What’s the major challenge in education software right now?

I think an interesting challenge is how to find the right blend between commercial software and open source software in a way that is flexible and extensible and useable by the institution. We are trying to do that with our software in terms of providing a lot of open source solutions on top of the Microsoft stack to give flexibility the edge.

What are the most exciting developments in education software?

I think the most exciting is that there are lots of options as well as challenges so there are lots of things being produced every day, and to come to an event like this and see so much going on.

What have you learnt so far / interesting things have you heard?

Because there is so much activity going on at Microsoft and so much technology to keep up with, it is often only at events like this I get exposure to other things that are going on in the real world so it is great to be able to interact and have good ideas presented rather than working in a vacuum. It’s one of the things we are trying to do more of now – get feedback early on in our product cycles. I like the variety of interactions in terms of the lightning talks and discussions and the dragon’s den – it’s a good mix of interaction types – and being able to get coding and work through problems at the same time. It’s been very useful.

I have an idea! Part 5

Julian ChealJulian Cheal
UKOLN at the University of Bath
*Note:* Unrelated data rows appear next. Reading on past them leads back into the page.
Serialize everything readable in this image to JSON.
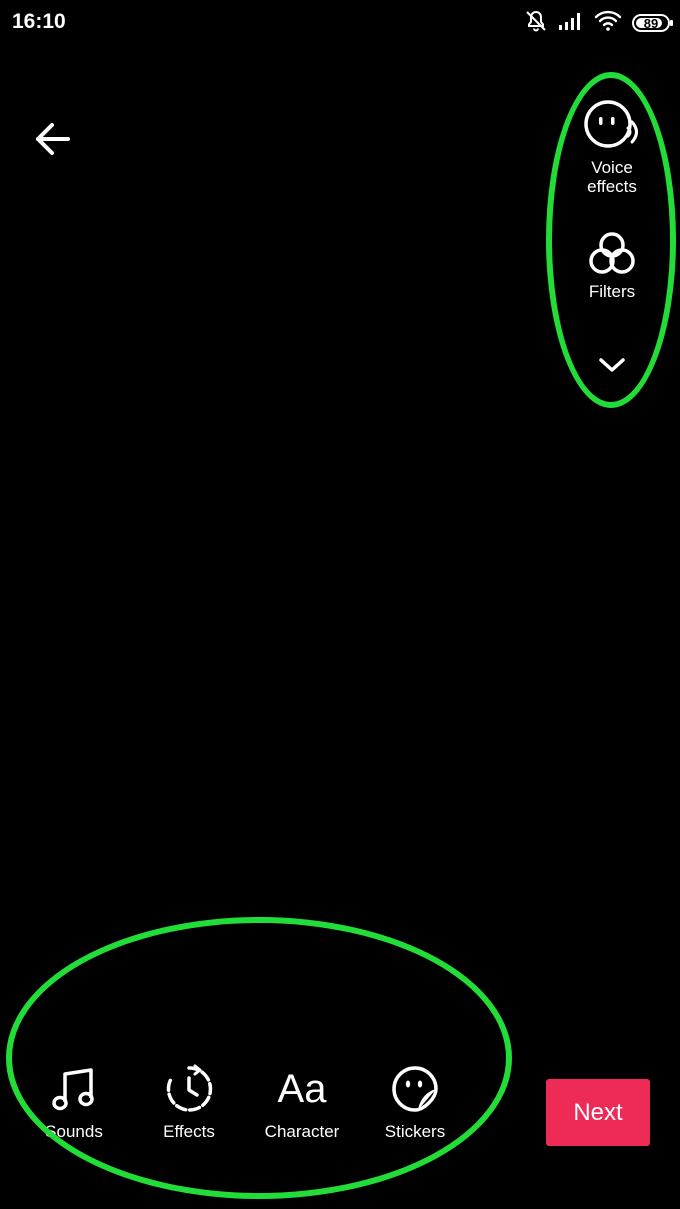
{
  "status_bar": {
    "time": "16:10",
    "battery_level": "89",
    "icons": [
      "notifications-muted-icon",
      "signal-icon",
      "wifi-icon",
      "battery-icon"
    ]
  },
  "navigation": {
    "back_icon": "arrow-left-icon"
  },
  "side_tools": [
    {
      "label": "Voice\neffects",
      "icon": "voice-effects-icon"
    },
    {
      "label": "Filters",
      "icon": "filters-icon"
    }
  ],
  "side_more_icon": "chevron-down-icon",
  "bottom_toolbar": [
    {
      "label": "Sounds",
      "icon": "music-note-icon"
    },
    {
      "label": "Effects",
      "icon": "effects-clock-icon"
    },
    {
      "label": "Character",
      "icon": "text-aa-icon",
      "glyph": "Aa"
    },
    {
      "label": "Stickers",
      "icon": "sticker-icon"
    }
  ],
  "next_button": {
    "label": "Next"
  },
  "colors": {
    "background": "#000000",
    "accent": "#ee2a57",
    "highlight": "#22dd38"
  }
}
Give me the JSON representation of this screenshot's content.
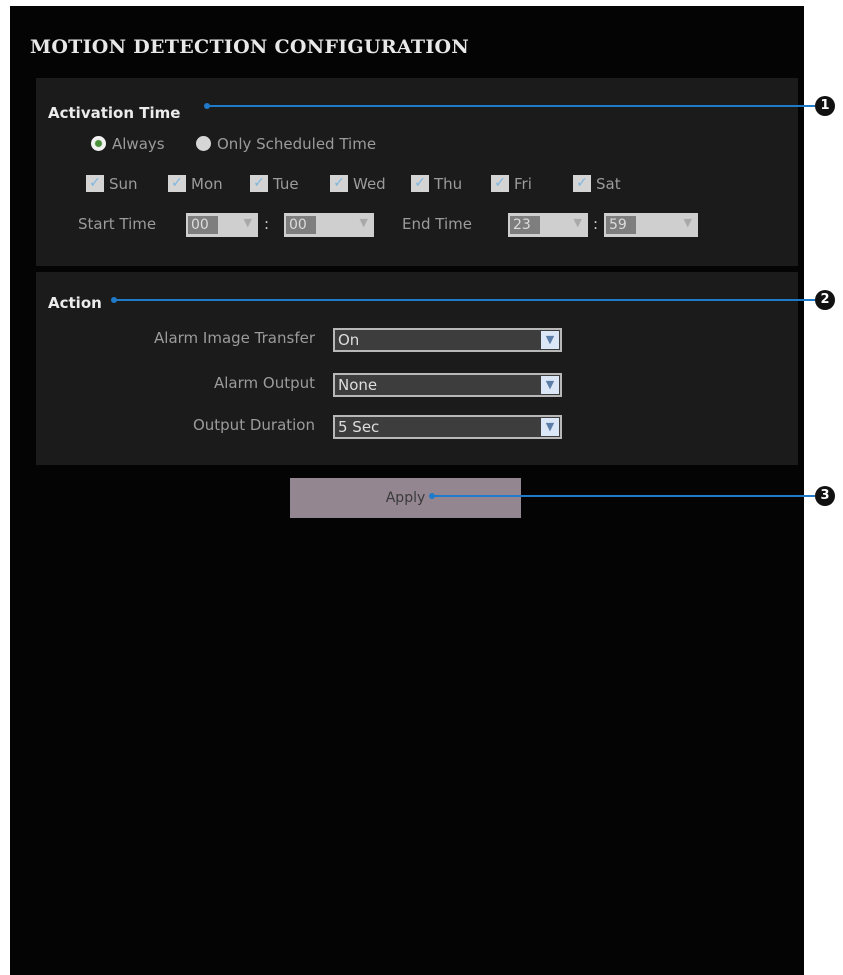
{
  "page_title": "MOTION DETECTION CONFIGURATION",
  "activation": {
    "title": "Activation Time",
    "radios": [
      {
        "label": "Always",
        "selected": true
      },
      {
        "label": "Only Scheduled Time",
        "selected": false
      }
    ],
    "days": [
      {
        "label": "Sun",
        "checked": true
      },
      {
        "label": "Mon",
        "checked": true
      },
      {
        "label": "Tue",
        "checked": true
      },
      {
        "label": "Wed",
        "checked": true
      },
      {
        "label": "Thu",
        "checked": true
      },
      {
        "label": "Fri",
        "checked": true
      },
      {
        "label": "Sat",
        "checked": true
      }
    ],
    "start_label": "Start Time",
    "start_hour": "00",
    "start_minute": "00",
    "end_label": "End Time",
    "end_hour": "23",
    "end_minute": "59",
    "separator": ":"
  },
  "action": {
    "title": "Action",
    "rows": [
      {
        "label": "Alarm Image Transfer",
        "value": "On"
      },
      {
        "label": "Alarm Output",
        "value": "None"
      },
      {
        "label": "Output Duration",
        "value": "5 Sec"
      }
    ]
  },
  "apply_label": "Apply",
  "callouts": [
    "1",
    "2",
    "3"
  ],
  "colors": {
    "panel_bg": "#040404",
    "section_bg": "#1b1b1b",
    "callout": "#1f7ac9",
    "apply_bg": "#938690"
  },
  "icons": {
    "checkmark": "check-icon",
    "dropdown": "chevron-down-icon"
  }
}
My idea is called JISC Conferenceator. I came up with it yesterday as this week everyone has been aggregating all these different feeds together and having a conference backchannel using Twitter and creating friend graphs so, inspired by that, the JISC Conferenceator is a toolkit which would bring all this together on one site. You would create your conference on this site and bring together all the facilities like built-in support for surveys, an email address and do automatic RSVping and connect to open social networking sites and Flickr so users can connect to that, and all the data would be brought back into the JC site. It will also make it easy to capture delegate feedback – much better than having a long form. All the data will be in one place so after the event you can zip it up into one file to keep.